Data excerpts:
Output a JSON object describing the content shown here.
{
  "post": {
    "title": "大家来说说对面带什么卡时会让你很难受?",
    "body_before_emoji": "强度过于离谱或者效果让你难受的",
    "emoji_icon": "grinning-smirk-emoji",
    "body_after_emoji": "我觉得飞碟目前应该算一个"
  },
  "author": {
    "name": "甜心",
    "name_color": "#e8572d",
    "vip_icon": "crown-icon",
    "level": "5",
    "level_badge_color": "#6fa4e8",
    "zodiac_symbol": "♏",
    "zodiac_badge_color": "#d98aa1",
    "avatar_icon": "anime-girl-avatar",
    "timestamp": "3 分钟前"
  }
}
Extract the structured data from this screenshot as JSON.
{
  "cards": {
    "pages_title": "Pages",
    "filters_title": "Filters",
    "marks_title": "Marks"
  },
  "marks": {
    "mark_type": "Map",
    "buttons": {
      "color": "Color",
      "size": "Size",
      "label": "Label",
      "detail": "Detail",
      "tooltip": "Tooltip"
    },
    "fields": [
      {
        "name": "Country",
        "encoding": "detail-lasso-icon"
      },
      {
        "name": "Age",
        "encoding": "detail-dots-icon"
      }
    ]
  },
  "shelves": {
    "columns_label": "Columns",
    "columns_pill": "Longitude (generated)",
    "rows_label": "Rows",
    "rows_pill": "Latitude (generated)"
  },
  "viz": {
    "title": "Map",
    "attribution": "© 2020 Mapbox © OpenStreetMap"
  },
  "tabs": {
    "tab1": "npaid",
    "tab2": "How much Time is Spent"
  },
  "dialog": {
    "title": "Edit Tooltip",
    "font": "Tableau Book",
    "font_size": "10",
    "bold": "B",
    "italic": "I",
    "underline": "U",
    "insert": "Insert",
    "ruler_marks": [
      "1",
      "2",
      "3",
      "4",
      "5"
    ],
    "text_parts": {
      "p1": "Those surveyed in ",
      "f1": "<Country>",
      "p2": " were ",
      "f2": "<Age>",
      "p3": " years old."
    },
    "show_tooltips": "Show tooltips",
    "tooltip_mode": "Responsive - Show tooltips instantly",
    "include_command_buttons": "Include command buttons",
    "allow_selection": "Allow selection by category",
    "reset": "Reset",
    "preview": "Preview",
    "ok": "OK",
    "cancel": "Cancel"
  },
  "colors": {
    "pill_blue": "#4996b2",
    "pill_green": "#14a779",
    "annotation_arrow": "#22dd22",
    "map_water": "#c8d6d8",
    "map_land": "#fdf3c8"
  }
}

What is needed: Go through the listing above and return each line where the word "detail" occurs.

Completed task:
      "detail": "Detail",
        "encoding": "detail-lasso-icon"
        "encoding": "detail-dots-icon"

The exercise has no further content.